Lurking (viewing without contributing) has been a controversial topic in social media. Early work denigrated lurking and lurkers with labels such as “loafers” and “freeloaders” (e.g., Curien et al., 2006). More recent accounts have focused on lurking as altruistic; as invisible or “non-public” participation; and as beneficial because lurkers make use of the information they have found, to share the information with colleagues or to improve their own practices (Antin & Cheshire, 2010; Nonnecke et al., 2006; Takahashi et al., 2003).
Nearly all treatments of lurkers attribute the behavior to a trait of the individual. The early work suggested that lurkers did not want to contribute. Later work, such as the “born-vs.-made” argument, showed that early behavior (lurking vs. contributing) predicted later behavior in a particular social setting (i.e., lurkers are “born, not made”, Panciera et al., 2010).
Others have considered lurking a stage of learning, or as changeable trait that can be developed into a more active pattern of participation (Preece & Shneiderman, 2009). Consistent with this view, we have proposed that “we are all lurkers,” at least some of the time, and in some settings, and that there are common factors in the behavior of visible contributors who also lurk, and of people who only lurk (Muller et al., 2010).
This note follows that line of thinking. Unlike nearly all of the previous papers, we had the opportunity to examine the lurking-vs.-contributing dimension among people who were members of multiple online communities — as many as 184 communities per person — in the IBM Connections Communities service. We could compare the behavior of each person across the communities in which s/he was a member.
Personal Trait Theory. The trait-based theories suggest that a lurking is invariant across environments. This theory leads to the hypothesis that a “lurker” should lurk in all of the communities in which s/he is a member, and a “contributor” should contribute in all of the communities in which s/he is a member. There should be few people who lurk in some communities and contribute in other communities. However, we found that 84% of the contributors (in at least one community) were also lurkers (in at least one other community). The theories of lurking as a trait are not supported.
Engagement Theory. A second trait-related theory suggests that both contributing and lurking as reflections of an underlying engagement with communities (implied by Nonnecke et al., 2006). In general, people who contributed to many communities tended to lurk in many communities, as well; and people who contributed in few communities tended to lurk in few communities, as well. Through a significant correlation of lurking and contributing, we found limited but significant support for that theory.

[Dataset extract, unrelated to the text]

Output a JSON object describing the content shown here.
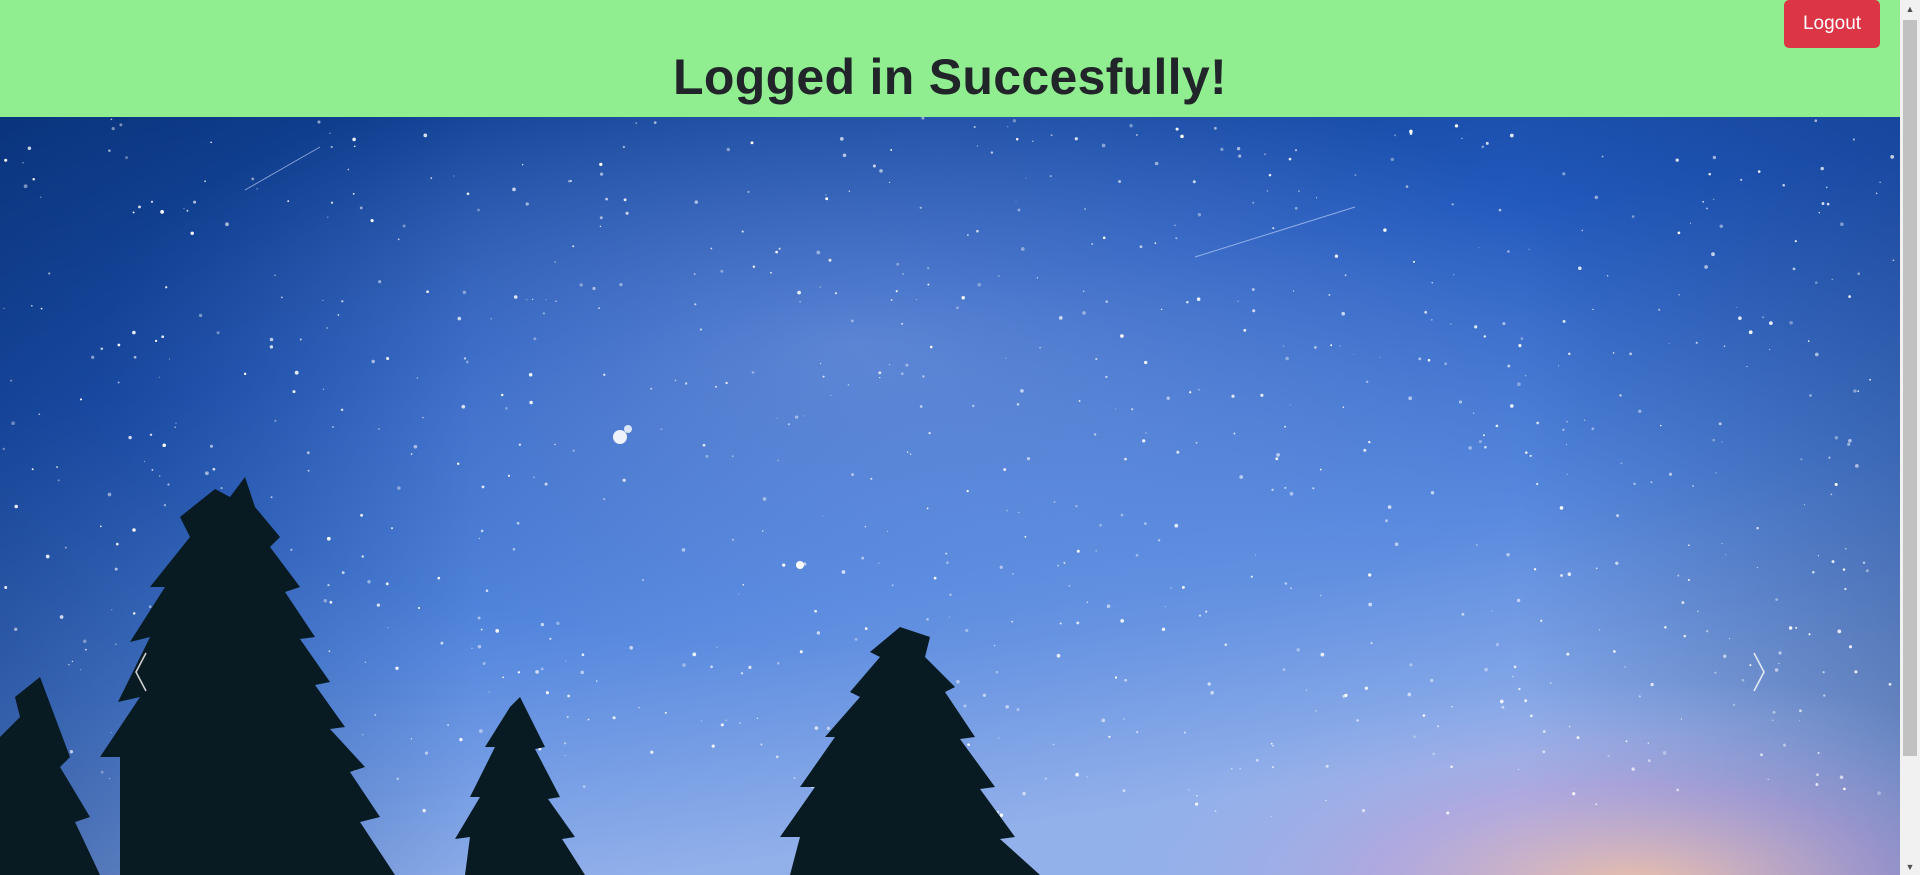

Social Learning Theory. Finally, social learning theory suggests that a person may join a community as a lurker, may learn about the community, and may then begin to make contributions (Preece & Shneiderman, 2009). We examined this theory by dividing each users’ timespan in the community into ten equal periods (deciles), beginning with the date of joining, and ending just before the most recent contribution. We then summed each person’s pattern of contribution across these deciles, to calculate an overall pattern of when that user tended to contribute. Social learning theory suggests that the largest contributions should come toward the end of this timespan — i.e., in decile 9 or decile 10. For the vast majority of users, we found the opposite pattern, with the maximum contributions occurring in the first decile. Our decile analysis provided very little support for social learning theory.
We propose a two-factor theory, engagement + disposition. In this theory, a user has an underlying engagement which is manifested (in different communities) in either of two forms of engagement: contributing or lurking. The form of participation (contributing or lurking) is determined by the user’s disposition toward each community. Future ethnographic research will be needed to understand the factors that contribute to that disposition.
Under this theory, it is important to catch a user early in her/his timespan with a community. Early interventions may increase the likelihood that the user will return to the community to lurk further or to contribute. Community facilitators may benefit from new tools that provide enhanced awareness of new members (lurking or contributing), and that make rapid recommendations of actions to increase their engagement.
Summary and Contributions. We tested hypotheses based on three theories of contributing and lurking. We found little support for lurking as a personal trait, and little support for social learning. We proposed a new theory that combines the user’s engagement and disposition toward a particular community. We developed a new decile analysis to help us understand the timecourse of a user’s engagement with a community. Finally, we proposed new dynamics of intervention, and possible future tools, to help community facilitators apply the lessons from these analyses.